Almost as distinctive as the familial fret shredding is the visceral growl of Calipari Sr.’s voice. In a sea of overwrought, affected low-register rock screamers, it is refreshing to hear Calipari’s authentic, un-polished singing. Whether by inherent ability, or natural aging from years as a frontman, there is a natural distortion in his voice that perfectly compliments the hard-edge sound of Head Honchos. And although usually overshadowed by the Caliparis, the rhythm section of Mike Boyle (bass) and Will Wyatt (drums) are also a seamless match for the album’s hard-charging rock.
“Stuck Between The Middle” dives straight into blistering guitar with opening runs and creative licks throughout. The Caliparis effortlessly share soloing duties here as they do on the following “Mr. Bad,” and indeed much of the album. As important as instrumental brilliance is to the success of Blues Alliance, they excel in not only altering the playing styles on these interludes, but also varying the tonal coloring. Wah-heavy solos are usually countered by straight distortion bursts, and the differing approaches by father and son keep things interesting.
“Can’t Be Satisfied” features Calipari Sr.’s best vocal performance of the set. Combined with some of their most creative guitar playing and a great underlying groove, it is one of the album’s best songs. “Midnight Ride” also vies for that title by way of a darker, more ominous tone created in part by organ and harmonica additions to the mix.
Although some of the strongest songs on Blues Alliance are of the hard rock variety, the rollicking slide-based “Number One” will please fans partial to the early-Clapton sound, and “She Got That Thang” offers a funky rhythm and a few tempo changes thrown in near the end. Even more versatile are the final trio of tunes that culminate with the earthy “I’m A Ram.” It’s a surprising ending considering the high-energy, electrified character that dominates the album. Not only is the laid-back number a great closer, it makes listeners wonder why the band doesn’t try this acoustic approach more often.
While the best of the band still lies in the dazzling instrumental chops of its members, the uptempo and energetic tracks on Blues Alliance are a marked improvement upon its predecessor. Here, the original songs have far more depth and diversity than on Bring It On Home, and the cover of Howlin’ Wolf’s “Evil” is an inspired effort that beats any homage on the previous LP. Blues Alliance is a solid album and an important reminder that subtle blues treasures often come from unheralded bands that perhaps don’t get the recognition they deserve.

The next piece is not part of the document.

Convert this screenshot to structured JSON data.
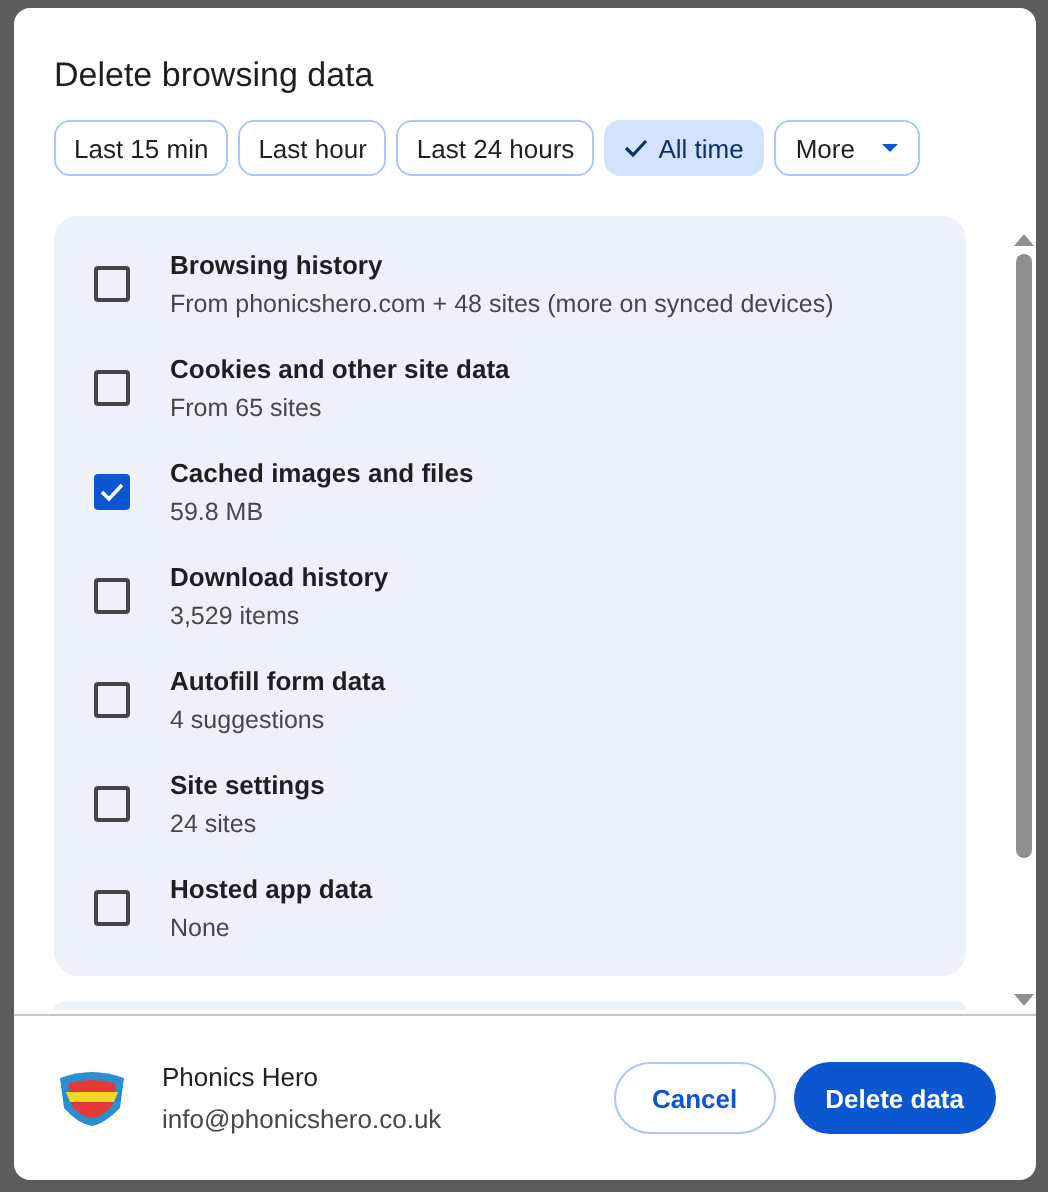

The Review: 7.5/10
Can’t Miss Tracks
– Stuck Between the Middle
– Can’t Be Satisfied
– Midnight Ride
– I’m A Ram
The Big Hit
– Can’t Be Satisfied